TUCSON, Ariz. — It's a situation no one wanted.
COVID-19 has forced teachers, students, and parents into an educational challenge far beyond any scope imaginable.
Sunnyside is just about to end week two of this academic experiment.
Kelvin Harold is a 4th-grade teacher at Summit View Elementary.
He and his colleagues are instructing students from their classrooms but the seats remain empty for now.
KGUN 9 wanted to know of any major challenges after the first week of remote learning.
"Knock on wood nothing yet," Superintendent Steve Holmes said. "Every student received their laptop. Teachers were teaching as of day one."
And the end of that day, 1st-grade teacher Anissa Jimenez and her fellow educators shared the same experience as the students and their parents. A lot of fatigue.
"They're saying wow, this is making for a long day because as you know it's a big difference than in the spring," Holmes said. "Now we have a schedule so you have certain times people log on so I know people were tired after the first few days."
Holmes said he's now working to adjust the amount of time students spend in their virtual classroom. Especially for the youngest ones.

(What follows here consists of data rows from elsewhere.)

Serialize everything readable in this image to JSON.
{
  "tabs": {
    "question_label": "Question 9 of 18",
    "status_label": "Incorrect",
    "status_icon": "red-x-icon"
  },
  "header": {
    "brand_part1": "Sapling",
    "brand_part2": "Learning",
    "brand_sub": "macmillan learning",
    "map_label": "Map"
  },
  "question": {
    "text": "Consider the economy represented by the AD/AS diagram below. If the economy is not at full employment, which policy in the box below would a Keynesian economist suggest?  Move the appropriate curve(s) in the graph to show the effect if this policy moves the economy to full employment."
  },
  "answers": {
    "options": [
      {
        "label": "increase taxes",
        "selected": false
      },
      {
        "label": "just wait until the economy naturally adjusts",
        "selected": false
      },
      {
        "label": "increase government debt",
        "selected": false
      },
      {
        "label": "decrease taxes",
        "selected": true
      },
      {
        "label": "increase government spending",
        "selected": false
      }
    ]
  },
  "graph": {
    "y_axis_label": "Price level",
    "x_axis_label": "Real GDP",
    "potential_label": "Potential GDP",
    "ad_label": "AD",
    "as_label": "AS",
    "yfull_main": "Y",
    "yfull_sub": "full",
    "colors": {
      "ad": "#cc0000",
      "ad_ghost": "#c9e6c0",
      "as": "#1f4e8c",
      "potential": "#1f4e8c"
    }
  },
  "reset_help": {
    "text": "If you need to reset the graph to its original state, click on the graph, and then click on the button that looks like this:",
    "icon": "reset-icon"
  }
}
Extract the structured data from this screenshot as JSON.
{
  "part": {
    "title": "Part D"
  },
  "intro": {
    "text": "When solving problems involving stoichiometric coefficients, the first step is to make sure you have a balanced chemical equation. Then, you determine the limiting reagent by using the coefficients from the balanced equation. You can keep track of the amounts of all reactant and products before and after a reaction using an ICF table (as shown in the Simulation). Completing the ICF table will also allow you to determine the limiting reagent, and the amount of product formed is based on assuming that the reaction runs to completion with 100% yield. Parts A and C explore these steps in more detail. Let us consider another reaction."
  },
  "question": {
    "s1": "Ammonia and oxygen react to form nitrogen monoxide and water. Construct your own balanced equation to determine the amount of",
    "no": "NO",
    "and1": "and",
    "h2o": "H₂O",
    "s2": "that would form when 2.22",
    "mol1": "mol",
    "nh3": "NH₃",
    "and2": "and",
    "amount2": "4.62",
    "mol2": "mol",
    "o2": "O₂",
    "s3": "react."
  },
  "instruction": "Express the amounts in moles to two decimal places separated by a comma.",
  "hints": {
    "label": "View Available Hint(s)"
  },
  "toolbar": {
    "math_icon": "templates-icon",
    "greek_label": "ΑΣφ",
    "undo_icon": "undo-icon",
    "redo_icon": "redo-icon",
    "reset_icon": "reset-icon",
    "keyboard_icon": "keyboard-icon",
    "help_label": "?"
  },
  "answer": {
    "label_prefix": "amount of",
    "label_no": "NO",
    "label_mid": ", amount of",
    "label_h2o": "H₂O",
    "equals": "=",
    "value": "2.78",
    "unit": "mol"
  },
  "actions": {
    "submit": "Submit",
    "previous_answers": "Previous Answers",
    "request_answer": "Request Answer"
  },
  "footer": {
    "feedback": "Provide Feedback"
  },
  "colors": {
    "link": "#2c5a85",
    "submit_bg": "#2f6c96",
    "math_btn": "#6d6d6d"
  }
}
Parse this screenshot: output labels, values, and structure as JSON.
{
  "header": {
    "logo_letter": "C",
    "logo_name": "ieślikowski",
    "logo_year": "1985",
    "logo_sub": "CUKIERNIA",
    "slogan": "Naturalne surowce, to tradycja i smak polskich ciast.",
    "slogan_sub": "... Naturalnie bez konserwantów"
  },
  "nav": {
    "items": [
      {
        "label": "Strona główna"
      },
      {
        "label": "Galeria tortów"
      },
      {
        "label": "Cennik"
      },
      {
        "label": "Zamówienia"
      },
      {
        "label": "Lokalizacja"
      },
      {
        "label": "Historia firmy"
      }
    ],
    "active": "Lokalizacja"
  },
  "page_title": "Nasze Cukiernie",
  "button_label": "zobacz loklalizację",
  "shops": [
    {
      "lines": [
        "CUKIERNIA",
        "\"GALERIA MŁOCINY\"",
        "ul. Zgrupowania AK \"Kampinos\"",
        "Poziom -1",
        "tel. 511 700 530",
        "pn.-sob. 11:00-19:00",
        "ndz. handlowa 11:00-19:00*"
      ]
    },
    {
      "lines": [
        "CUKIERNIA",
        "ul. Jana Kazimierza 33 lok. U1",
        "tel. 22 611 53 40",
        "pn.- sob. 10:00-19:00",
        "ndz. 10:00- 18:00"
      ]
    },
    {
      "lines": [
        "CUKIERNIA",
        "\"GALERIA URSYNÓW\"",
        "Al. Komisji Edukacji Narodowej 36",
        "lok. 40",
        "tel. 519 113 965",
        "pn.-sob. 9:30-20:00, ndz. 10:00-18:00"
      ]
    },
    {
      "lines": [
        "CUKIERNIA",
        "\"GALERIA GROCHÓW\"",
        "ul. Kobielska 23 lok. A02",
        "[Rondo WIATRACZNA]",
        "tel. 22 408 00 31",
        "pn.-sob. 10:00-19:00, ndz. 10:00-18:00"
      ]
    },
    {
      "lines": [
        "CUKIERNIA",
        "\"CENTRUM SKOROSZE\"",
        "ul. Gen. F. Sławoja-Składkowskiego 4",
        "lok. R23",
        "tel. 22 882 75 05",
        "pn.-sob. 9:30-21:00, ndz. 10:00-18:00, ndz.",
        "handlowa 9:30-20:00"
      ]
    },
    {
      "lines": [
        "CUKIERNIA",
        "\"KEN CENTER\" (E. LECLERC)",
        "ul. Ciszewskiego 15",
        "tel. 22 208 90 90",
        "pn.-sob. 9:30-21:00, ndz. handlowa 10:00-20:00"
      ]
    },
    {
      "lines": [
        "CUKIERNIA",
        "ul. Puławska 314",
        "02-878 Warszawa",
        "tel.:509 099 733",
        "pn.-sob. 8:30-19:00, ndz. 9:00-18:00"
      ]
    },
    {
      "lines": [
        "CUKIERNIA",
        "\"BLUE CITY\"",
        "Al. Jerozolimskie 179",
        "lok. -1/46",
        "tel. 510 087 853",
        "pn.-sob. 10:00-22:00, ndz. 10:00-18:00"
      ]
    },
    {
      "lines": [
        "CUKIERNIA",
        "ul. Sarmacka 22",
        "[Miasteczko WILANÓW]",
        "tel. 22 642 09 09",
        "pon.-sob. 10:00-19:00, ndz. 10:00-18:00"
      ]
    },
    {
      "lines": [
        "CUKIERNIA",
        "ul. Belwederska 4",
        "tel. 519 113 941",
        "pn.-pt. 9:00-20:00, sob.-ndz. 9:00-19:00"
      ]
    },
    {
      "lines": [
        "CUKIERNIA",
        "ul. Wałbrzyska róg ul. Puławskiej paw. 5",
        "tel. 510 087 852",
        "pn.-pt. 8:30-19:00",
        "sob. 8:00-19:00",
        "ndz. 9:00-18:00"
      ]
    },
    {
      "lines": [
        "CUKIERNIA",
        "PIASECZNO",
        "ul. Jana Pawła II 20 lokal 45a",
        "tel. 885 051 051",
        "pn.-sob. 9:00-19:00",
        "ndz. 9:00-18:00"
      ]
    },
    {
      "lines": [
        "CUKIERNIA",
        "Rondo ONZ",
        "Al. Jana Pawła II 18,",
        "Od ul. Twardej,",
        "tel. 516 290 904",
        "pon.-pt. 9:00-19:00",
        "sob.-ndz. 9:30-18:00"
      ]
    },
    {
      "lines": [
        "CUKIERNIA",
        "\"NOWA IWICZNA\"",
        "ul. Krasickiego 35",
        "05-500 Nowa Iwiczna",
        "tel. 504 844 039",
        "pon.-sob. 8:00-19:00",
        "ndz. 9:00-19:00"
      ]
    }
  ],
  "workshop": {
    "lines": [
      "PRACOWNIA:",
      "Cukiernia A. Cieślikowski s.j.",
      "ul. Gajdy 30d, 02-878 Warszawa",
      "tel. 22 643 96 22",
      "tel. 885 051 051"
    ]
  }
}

"If it was a lesson that would take 30 minutes in the classroom, we probably need to do more like 10 minutes, take a break and go do another activity and come back," Holmes explained.
That takes more planning.
So PE, Arts, and Music instructors are now giving teachers the chance to adjust.
"I know planning time has come up with our teachers," Holmes said. "It just takes more time to plan in this environment than any environment. You can't just wing it and you just can't do these teachable moments because you've got all these kids staring at you on the screen. And so it's a little bit different. So there's a little bit of anxiety, but I'm hoping over time it settles as people get more comfortable."
That includes students who don't have a good learning environment at home.
Holmes said being comfortable could start with something as simple as a desk.
The district is working to provide that.
"Even if it's a small older desk that they can check out because we really believe that space is essential for a better learning environment," Holmes said.
So what's the focus now going into week three and four?
Fifth-grade teacher Samantha Fernandez, and others, will be working to make sure students stay engaged.
"In other words, so kids signed on they're good for two weeks and they start trickling off the radar and what support systems are we doing to put in place for that," Holmes said.
We reported this week that Sunnyside is alsoworking to locate nearly 1800 students who have not logged into their virtual classrooms.
We'll keep you updated on the search for the missing students.